• Task: The word "color" marks the lines to report; pull each of them from the listing.

::::

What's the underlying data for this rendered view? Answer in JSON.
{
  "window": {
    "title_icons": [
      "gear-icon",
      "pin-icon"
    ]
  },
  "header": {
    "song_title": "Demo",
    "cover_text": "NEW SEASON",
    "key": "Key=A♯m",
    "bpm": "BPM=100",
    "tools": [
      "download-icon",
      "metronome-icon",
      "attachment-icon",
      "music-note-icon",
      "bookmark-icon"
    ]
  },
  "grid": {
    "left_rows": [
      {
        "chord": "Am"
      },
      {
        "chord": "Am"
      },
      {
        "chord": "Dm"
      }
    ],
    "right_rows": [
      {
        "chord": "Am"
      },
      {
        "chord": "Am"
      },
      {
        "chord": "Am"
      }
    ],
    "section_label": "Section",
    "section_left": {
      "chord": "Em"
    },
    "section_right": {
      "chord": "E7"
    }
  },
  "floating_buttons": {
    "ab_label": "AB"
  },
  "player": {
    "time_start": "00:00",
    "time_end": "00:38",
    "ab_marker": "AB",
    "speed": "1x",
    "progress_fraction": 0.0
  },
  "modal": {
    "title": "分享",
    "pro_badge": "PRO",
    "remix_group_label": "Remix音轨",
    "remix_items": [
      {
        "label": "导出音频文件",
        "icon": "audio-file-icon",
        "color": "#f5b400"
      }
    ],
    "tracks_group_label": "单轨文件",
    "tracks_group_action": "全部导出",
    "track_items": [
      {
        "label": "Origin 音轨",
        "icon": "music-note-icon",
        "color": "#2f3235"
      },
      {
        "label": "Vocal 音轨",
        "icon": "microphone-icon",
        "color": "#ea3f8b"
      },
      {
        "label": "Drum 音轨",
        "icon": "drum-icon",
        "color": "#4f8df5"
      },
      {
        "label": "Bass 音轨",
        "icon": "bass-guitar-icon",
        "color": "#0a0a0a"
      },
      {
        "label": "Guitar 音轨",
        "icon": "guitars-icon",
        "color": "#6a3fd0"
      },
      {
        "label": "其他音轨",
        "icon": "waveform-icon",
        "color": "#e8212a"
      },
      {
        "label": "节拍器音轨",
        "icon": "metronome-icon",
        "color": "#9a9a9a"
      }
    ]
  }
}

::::

• Written answer:
        "color": "#f5b400"
        "color": "#2f3235"
        "color": "#ea3f8b"
        "color": "#4f8df5"
        "color": "#0a0a0a"
        "color": "#6a3fd0"
        "color": "#e8212a"
        "color": "#9a9a9a"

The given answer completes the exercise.